What are the differences between the signs and symptoms of gingivitis

Gingivitis is an infection caused by bacteria. In approximately 24 hours the natural bacteria in the mouth will multiply and form a sticky, almost invisible, film on the teeth called plaque. If this plaque (biofilm) is not removed by brushing and an effective oral hygiene regime at home then it will develop into calculus (tartar). As the disease progresses various signs and symptoms will begin to become obvious, however some indicators are not so evident to the patient. For this reason it is important to distinguish the difference between signs and symptoms. Periodontal disease that is left untreated can result in the loss of teeth and often the symptoms are painless until the disease has progressed so far and little can be done to save the affected teeth.
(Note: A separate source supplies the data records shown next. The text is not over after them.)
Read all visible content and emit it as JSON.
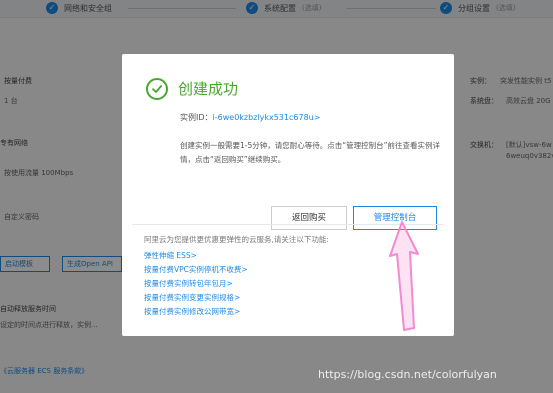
{
  "steps": [
    {
      "num": "✓",
      "label": "网络和安全组",
      "hint": ""
    },
    {
      "num": "✓",
      "label": "系统配置",
      "hint": "(选填)"
    },
    {
      "num": "✓",
      "label": "分组设置",
      "hint": "(选填)"
    }
  ],
  "background": {
    "billing_label": "按量付费",
    "qty": "1 台",
    "network_label": "专有网络",
    "bandwidth": "按使用流量 100Mbps",
    "password": "自定义密码",
    "template_btn": "启动模板",
    "openapi_btn": "生成Open API",
    "auto_release_label": "自动释放服务时间",
    "auto_release_desc": "设定的时间点进行释放，实例...",
    "terms": "《云服务器 ECS 服务条款》",
    "right_instance_label": "实例：",
    "right_instance_value": "突发性能实例 t5",
    "right_disk_label": "系统盘：",
    "right_disk_value": "高效云盘 20G",
    "right_switch_label": "交换机：",
    "right_switch_value": "[默认]vsw-6w",
    "right_switch_value2": "6weuq0v382v"
  },
  "modal": {
    "title": "创建成功",
    "instance_label": "实例ID：",
    "instance_id": "i-6we0kzbzlykx531c678u>",
    "description": "创建实例一般需要1-5分钟，请您耐心等待。点击“管理控制台”前往查看实例详情，点击“返回购买”继续购买。",
    "back_button": "返回购买",
    "console_button": "管理控制台",
    "elastic_intro": "阿里云为您提供更优惠更弹性的云服务,请关注以下功能:",
    "links": [
      "弹性伸缩 ESS>",
      "按量付费VPC实例停机不收费>",
      "按量付费实例转包年包月>",
      "按量付费实例变更实例规格>",
      "按量付费实例修改公网带宽>"
    ]
  },
  "watermark": "https://blog.csdn.net/colorfulyan",
  "colors": {
    "success": "#4aa72e",
    "link": "#1e8ae7",
    "arrow": "#f28bd0"
  }
}
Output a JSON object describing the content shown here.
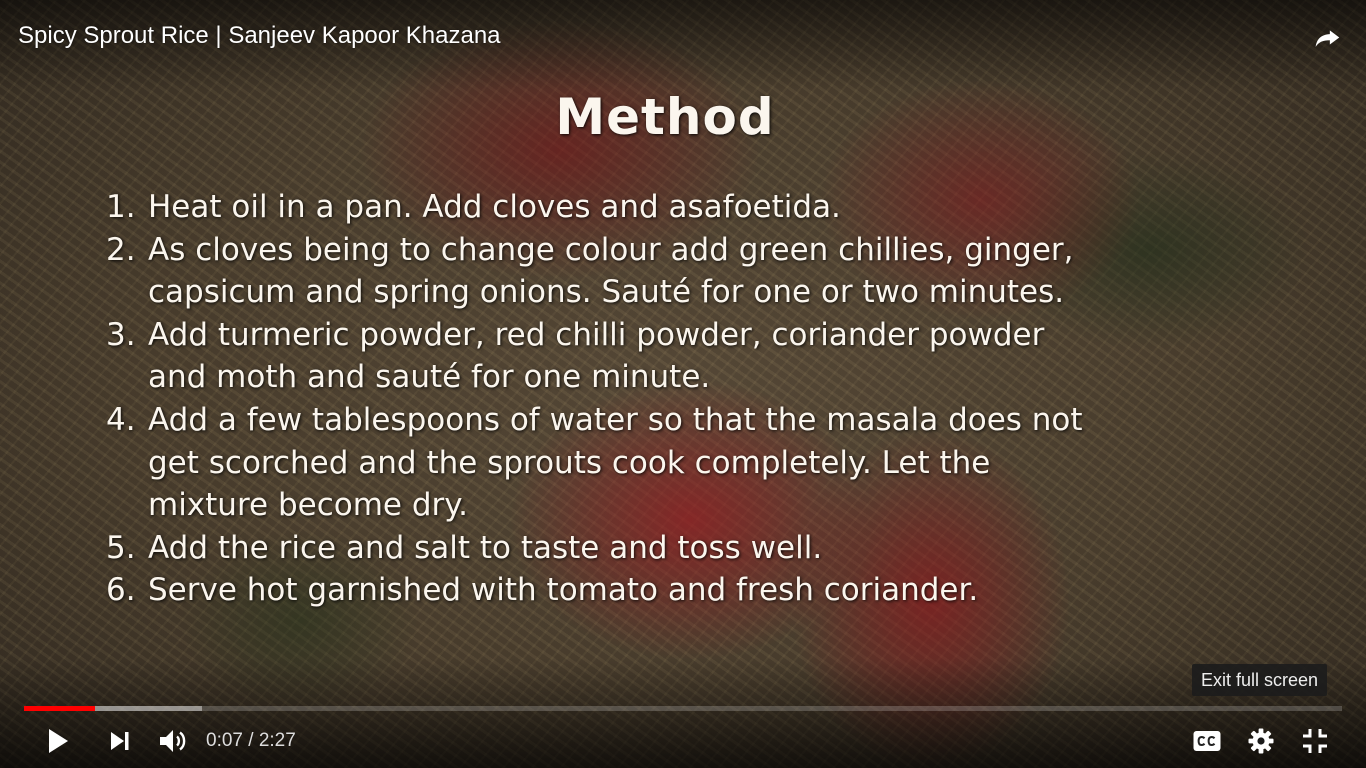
{
  "video": {
    "title": "Spicy Sprout Rice | Sanjeev Kapoor Khazana"
  },
  "slide": {
    "heading": "Method",
    "steps": [
      {
        "num": "1.",
        "lines": [
          "Heat oil in a pan. Add cloves and asafoetida."
        ]
      },
      {
        "num": "2.",
        "lines": [
          "As cloves being to change colour add green chillies, ginger,",
          "capsicum and spring onions. Sauté for one or two minutes."
        ]
      },
      {
        "num": "3.",
        "lines": [
          "Add turmeric powder, red chilli powder, coriander powder",
          "and moth and sauté for one minute."
        ]
      },
      {
        "num": "4.",
        "lines": [
          "Add a few tablespoons of water so that the masala does not",
          "get scorched and the sprouts cook completely. Let the",
          "mixture become dry."
        ]
      },
      {
        "num": "5.",
        "lines": [
          "Add the rice and salt to taste and toss well."
        ]
      },
      {
        "num": "6.",
        "lines": [
          "Serve hot garnished with tomato and fresh coriander."
        ]
      }
    ]
  },
  "tooltip": {
    "text": "Exit full screen"
  },
  "progress": {
    "played_fraction": 0.054,
    "loaded_fraction": 0.135,
    "played_color": "#ff0000"
  },
  "time": {
    "display": "0:07 / 2:27"
  },
  "icons": {
    "share": "share-icon",
    "play": "play-icon",
    "next": "next-icon",
    "volume": "volume-icon",
    "captions": "captions-icon",
    "settings": "gear-icon",
    "exit_fullscreen": "exit-fullscreen-icon"
  }
}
If you have missing teeth already you can get affordable dental implants in birmingham

Altered gingival appearanceGums bleeding while brushing
Gums pulling away from the teeth Red and swollen gums
Exposed roots and recessionsRed and swollen gums
Periodontal pocketsTender and sore gums
Pus between teeth and gums.Loose teeth, spaces appearing between teeth
Change in the way teeth fit together / a different bite
Halitosis – Bad breath
table showing the signs and symptoms of gingivitis

Both signs and symptoms are actually something that is abnormal to a healthy person and usually indicate that there is a medical condition developing. The difference between a sign and a symptom however is that a symptom is usually something that a patient experiences and can describe, for example; my gums bleed when I brush my teeth. A sign on the other hand is an observation a periodontist makes upon an examination, a clinical discovery that proves that there is indeed gum disease present. For example a periodontist would notice gingival recession or periodontal pockets.

Do you have gingivitis? This is what you should look for!

It is important to note you may have periodontal disease and not experience any of these symptoms. Periodontal disease is silent and chronic, rarely giving an advanced warning that tissue destruction is taking place. That is why it is important to have regular dental checkups.

SIGN – 1 – Altered gingival appearance

Changes in appearance are usually described according to colour, shape, size, consistency and surface characteristics. Healthy gingivae are pale pink and the edges of the gum line tightly hug the shape of the tooth. Gingival inflammation usually starts between the teeth and gradually spreads around the tooth margin. The infection causes the tissues to become red and swollen and the fine definition and tone of the gingivae is lost, they eventually become smooth and glossy.

SIGN – 2 – Gingival bleeding

Gingival bleeding is probably the most frequent patient complaint. Unfortunately, bleeding is so common that some people may not take it seriously and even believe it to be normal. Bleeding is usually evidence that bacteria is present and an infection has begun. It occurs most frequently while brushing the teeth. Bleeding may also be provoked on eating certain hard foods such as apples. Patients can taste blood and it may even be smelt on the patients breath.

SIGN – 3 – Halitosis – Bad breath and an unpleasant taste

Halitosis is a word that describes bad breath, and it often accompanies gingival disease. Halitosis is a common reason people visit the dentist. The smell originates from blood and poor oral hygiene, and should be distinguished from odours from other sources. Halitosis has a number of causes:

    • Residual food deposits especially such things as garlic, curry, onion etc….represent the most common cause of halitosis. For example garlic that is absorbed in the intestines is then taken into the bloodstream and finally exhaled by the lungs, so the odour can be smelt long after the food has been consumed.


    • Bacterial infections in the respiratory tract, nose, sinuses, tonsils and lungs can cause an embarrassing smell as can diseases of the digestive tract.


    • Mouth odour is common upon waking up and between meals and is associated with food stagnation and reduced salivary slow.


  • Metabolic diseases such as uraemia and diabetes give characteristic smells, such as the odour as acetone in the case of diabetics with an increase in blood sugar levels.